To help organize cabinet assembly, we’ve borrowed
Toyota’s “one-piece flow” idea. Instead of
doing the same operation for all cabinets at once — say,
installing the posts in all the cabinets, then moving on to the
next step — we do as many operations as is convenient on
a cabinet at one time. This means that we typically work on a
particular cabinet twice.
This approach — which lends itself especially well to
small shops and site-built kitchens — offers a couple of
advantages. If we’ve made any mistakes, such as in
positioning hardware, we’ll catch them early and can make
adjustments on the next cabinet. The method also reduces the
number of times we have to move cabinets around.
The first time through, we attach the drawer hardware,
assemble the box, and screw on the posts. We make simple
mounting jigs for the hardware and use the layout sticks to
give us the drawer locations, so it usually takes only 10 or 15
minutes to mount the hardware (Figure 5). We
usually put in all the screws at this point, knowing we can
make adjustments with the other elements later.
Figure 5. It’s faster to install drawer
hardware before the cabinet is assembled; a simple mounting jig
helps ensure accuracy (top left). The boxes are screwed
together without glue, making assembly reversible (top right).
The masts at the side of the assembly bench hold the cabinet
square as drawers are adjusted and the backs are tacked on
(bottom left). The post is screwed to one cabinet, and the
adjacent cabinet is notched to tuck in behind it (bottom
The second time through, we hang the drawers and doors and
mount the drawer fronts, clamping the cabinets to a rack that
holds them perfectly flat and square. This allows us to make
adjustments before applying the back and practically eliminates
the need for on-site tune-up after the cabinets are
Most of our kitchens — even small, economical ones
— now feature a section of stone counter with an
undermount sink. Instead of hanging the sink from special
fittings drilled into the bottom of the stone after the
cabinets are installed, we rabbet the sink opening in the

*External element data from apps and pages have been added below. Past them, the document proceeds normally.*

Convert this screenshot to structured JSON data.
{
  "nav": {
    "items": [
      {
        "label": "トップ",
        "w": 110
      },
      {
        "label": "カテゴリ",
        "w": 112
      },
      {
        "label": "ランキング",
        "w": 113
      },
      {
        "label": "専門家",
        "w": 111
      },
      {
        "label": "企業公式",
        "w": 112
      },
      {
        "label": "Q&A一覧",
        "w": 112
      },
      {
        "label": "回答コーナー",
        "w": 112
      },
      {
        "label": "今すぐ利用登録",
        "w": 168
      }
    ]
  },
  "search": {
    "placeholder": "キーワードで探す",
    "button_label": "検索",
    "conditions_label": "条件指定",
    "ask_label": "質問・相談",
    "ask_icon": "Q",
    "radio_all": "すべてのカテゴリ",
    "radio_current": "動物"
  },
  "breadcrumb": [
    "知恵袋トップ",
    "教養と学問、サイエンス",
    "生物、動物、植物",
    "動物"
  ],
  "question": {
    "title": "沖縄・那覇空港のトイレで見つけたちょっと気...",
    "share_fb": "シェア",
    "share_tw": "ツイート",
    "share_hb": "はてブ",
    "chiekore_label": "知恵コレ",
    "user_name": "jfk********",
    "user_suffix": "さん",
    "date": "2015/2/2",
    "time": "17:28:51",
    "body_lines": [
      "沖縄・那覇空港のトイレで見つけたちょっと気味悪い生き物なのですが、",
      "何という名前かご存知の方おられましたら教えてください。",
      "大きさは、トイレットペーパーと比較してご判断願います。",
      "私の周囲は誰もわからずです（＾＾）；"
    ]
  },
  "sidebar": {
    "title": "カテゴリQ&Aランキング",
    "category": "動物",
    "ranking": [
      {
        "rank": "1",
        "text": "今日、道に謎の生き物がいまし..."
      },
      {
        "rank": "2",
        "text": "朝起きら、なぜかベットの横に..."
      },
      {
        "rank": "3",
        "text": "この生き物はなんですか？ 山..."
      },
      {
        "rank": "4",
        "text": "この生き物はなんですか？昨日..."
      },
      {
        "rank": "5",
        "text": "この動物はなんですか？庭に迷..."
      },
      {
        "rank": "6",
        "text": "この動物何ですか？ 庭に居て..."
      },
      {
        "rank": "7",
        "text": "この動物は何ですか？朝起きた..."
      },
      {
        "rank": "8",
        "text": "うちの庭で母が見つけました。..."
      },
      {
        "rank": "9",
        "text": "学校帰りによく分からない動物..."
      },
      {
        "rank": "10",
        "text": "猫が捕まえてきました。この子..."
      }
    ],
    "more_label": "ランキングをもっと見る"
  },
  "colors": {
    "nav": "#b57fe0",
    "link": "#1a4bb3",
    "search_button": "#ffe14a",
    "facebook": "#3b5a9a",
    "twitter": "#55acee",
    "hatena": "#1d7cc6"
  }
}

plywood top of the cabinet with a router and straight bit
(Figure 6). It’s a fast way to make a
strong connection, and it saves a lot of time when installing
Figure 6. Instead of hanging undermount sinks from a
stone countertop, the author rabbets the sink opening in the
plywood top of the cabinet before the cabinet is
We build continuous, level kickspace bases on site, referring
to the same layout sticks we used to measure and build the rest
of the kitchen. Kickspace stock needs to be straight and
stable, so we typically use 3/4-inch plywood and joint the
pieces in the shop. Sometimes we scribe the base right to the
floor as the finish kick, but it’s faster to simply level
it and apply a 1/4-inch plywood face after the cabinets are
Getting the bases leveled can be fussy work, but once
they’re done, box installation is simple. We just drop
the boxes in place and bump them back and forth until
they’re in the right position, then screw them together.
Since we use flat and square plywood and true up each cabinet
as we assemble it, there’s rarely any fine-tuning to do.
The cabinets are stable and have a lot of mass, so once
they’re screwed together and fastened to the kickspace
base, we seldom need to secure them to the wall.
For the most part, we build our upper cabinets the same way we
build our lower ones (particularly those with doors), but we
usually don’t bother to install cabinet backs on the
uppers. Instead, we install hanging cleats and mount the
cabinets directly to the wall, often incorporating the wall
finish into the cabinet design.
We also use a lot of open shelving in place of upper cabinets.
Open shelves cost less than cabinet boxes, of course, and
they’re easier to build on site. They also offer greater
flexibility. They can be shallower, for instance, which opens
up the counter space a bit, and they can be positioned lower on
Sam Clark designs and builds kitchens in Plainfield,